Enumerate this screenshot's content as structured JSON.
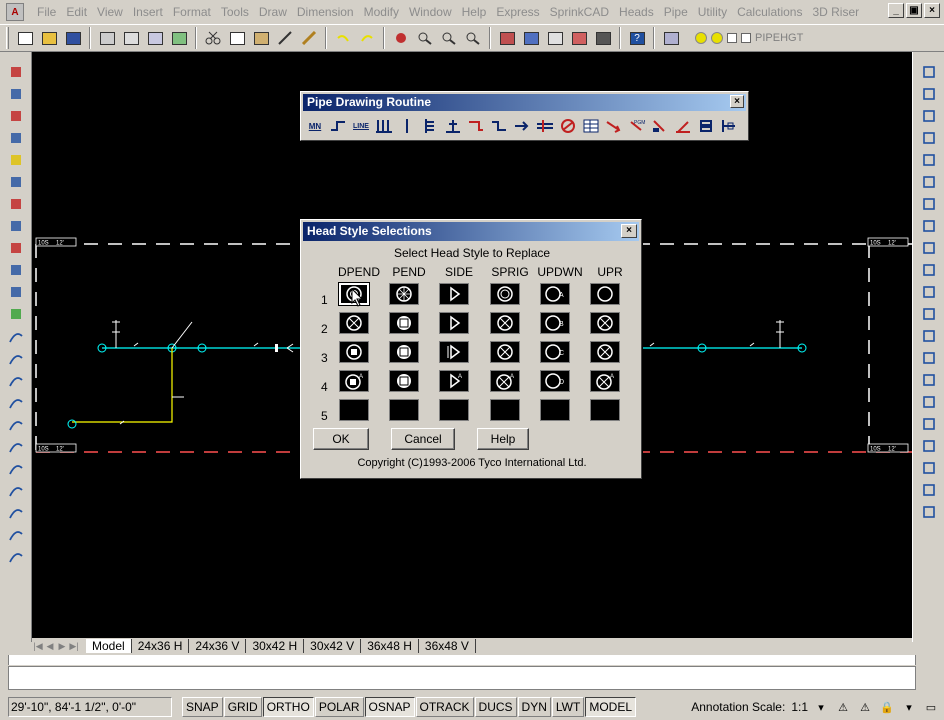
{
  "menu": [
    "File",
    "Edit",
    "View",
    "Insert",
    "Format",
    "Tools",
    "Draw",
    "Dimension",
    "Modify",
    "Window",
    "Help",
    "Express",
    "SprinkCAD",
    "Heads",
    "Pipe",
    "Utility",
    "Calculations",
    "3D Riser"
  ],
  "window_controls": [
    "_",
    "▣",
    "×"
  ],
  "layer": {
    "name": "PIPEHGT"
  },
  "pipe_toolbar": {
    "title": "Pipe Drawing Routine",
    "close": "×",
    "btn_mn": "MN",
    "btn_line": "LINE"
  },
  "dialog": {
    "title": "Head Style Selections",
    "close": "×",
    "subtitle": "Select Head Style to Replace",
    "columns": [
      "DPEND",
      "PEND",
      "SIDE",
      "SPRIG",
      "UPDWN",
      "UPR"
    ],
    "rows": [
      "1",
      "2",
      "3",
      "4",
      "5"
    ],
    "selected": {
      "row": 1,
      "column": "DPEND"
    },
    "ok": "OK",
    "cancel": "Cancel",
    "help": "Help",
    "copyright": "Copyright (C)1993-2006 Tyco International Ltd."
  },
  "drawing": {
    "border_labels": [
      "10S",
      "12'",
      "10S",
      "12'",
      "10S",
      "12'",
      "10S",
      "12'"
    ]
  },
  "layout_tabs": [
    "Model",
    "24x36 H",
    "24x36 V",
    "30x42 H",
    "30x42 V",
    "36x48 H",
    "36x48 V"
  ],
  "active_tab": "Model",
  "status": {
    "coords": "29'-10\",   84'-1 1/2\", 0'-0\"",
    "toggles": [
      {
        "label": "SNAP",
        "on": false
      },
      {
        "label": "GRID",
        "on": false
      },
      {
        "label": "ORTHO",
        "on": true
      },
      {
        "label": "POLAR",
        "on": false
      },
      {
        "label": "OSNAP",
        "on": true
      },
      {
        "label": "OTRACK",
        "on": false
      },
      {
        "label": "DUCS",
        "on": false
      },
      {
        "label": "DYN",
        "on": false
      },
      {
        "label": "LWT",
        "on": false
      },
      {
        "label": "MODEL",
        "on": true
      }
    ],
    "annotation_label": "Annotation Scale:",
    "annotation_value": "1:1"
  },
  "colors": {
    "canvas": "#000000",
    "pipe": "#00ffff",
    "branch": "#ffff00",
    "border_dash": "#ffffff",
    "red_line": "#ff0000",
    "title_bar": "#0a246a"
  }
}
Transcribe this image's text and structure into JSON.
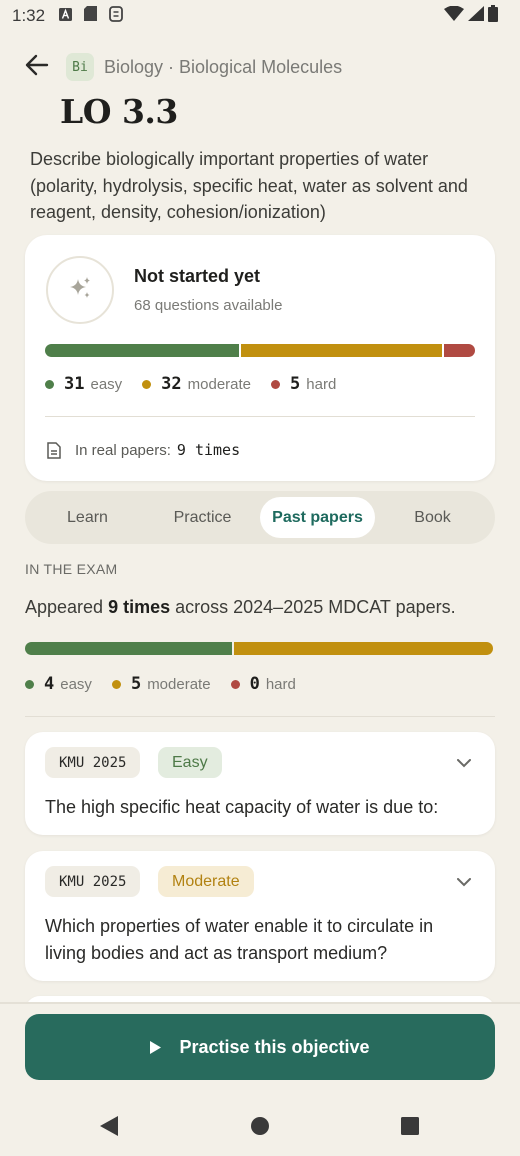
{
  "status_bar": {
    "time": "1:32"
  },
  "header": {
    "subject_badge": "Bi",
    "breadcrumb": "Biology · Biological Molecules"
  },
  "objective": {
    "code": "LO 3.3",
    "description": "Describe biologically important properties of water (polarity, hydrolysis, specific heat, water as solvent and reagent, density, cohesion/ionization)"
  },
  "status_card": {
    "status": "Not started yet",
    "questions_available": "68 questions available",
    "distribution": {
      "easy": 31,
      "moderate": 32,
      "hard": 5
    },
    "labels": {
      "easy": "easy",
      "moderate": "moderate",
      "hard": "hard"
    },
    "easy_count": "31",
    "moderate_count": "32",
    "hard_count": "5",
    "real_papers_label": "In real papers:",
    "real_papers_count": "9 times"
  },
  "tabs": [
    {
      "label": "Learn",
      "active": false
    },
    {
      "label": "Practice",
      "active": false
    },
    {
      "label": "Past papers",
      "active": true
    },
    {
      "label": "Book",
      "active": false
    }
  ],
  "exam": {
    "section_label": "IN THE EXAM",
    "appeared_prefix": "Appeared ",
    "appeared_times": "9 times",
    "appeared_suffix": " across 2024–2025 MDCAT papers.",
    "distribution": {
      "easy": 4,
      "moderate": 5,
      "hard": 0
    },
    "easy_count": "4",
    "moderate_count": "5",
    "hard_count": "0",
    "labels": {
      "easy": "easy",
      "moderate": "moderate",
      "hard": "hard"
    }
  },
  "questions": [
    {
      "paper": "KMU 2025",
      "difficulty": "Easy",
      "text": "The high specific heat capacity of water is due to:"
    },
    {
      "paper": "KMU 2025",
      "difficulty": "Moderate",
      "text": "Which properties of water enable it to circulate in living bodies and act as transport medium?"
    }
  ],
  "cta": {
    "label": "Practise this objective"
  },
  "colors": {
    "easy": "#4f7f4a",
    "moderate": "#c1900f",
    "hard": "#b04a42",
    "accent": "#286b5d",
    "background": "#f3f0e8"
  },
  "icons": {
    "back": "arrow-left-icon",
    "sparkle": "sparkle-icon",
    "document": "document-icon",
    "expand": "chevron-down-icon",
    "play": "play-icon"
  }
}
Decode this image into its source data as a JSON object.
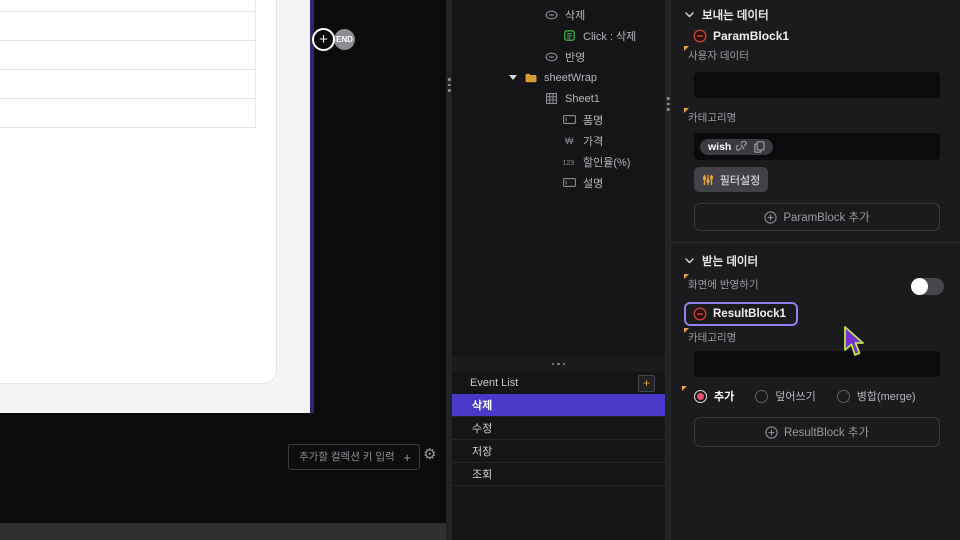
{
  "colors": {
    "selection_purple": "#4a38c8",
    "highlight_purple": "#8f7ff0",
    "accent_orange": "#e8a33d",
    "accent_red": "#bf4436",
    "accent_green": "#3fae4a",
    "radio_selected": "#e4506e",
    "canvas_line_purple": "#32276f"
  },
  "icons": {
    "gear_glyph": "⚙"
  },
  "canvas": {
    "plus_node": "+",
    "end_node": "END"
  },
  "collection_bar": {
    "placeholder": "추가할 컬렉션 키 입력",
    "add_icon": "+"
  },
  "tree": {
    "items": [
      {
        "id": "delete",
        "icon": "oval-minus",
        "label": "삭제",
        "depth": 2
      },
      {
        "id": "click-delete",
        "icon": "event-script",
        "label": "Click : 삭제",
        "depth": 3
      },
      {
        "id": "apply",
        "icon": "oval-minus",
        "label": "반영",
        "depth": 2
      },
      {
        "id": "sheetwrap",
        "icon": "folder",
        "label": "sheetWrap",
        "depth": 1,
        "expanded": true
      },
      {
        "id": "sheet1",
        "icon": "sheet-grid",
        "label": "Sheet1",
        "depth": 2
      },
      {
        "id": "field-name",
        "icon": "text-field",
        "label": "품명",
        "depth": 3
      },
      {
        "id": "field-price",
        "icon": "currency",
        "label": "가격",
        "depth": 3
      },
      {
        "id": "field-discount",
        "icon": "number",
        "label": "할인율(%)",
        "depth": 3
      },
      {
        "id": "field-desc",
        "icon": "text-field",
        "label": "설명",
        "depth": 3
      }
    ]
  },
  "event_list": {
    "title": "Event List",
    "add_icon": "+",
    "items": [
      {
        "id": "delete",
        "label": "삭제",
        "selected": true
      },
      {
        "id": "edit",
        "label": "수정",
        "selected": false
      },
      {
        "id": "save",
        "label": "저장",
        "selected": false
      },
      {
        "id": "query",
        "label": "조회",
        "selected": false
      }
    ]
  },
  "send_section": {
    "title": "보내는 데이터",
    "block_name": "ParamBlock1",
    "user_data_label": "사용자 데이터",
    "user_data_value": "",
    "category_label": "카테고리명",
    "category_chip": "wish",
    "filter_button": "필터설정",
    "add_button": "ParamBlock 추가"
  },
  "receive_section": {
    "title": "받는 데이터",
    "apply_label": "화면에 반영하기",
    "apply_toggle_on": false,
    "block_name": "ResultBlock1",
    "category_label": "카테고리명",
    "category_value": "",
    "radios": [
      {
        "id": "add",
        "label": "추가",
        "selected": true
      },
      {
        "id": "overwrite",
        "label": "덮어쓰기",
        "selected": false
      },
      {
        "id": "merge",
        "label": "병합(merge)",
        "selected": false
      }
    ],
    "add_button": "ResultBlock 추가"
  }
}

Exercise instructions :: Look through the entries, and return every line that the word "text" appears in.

Written answer ::
Transcribe this image's text and structure into JSON.
      "text": "The high specific heat capacity of water is due to:"
      "text": "Which properties of water enable it to circulate in living bodies and act as transport medium?"
        "icon": "text-field",
        "icon": "text-field",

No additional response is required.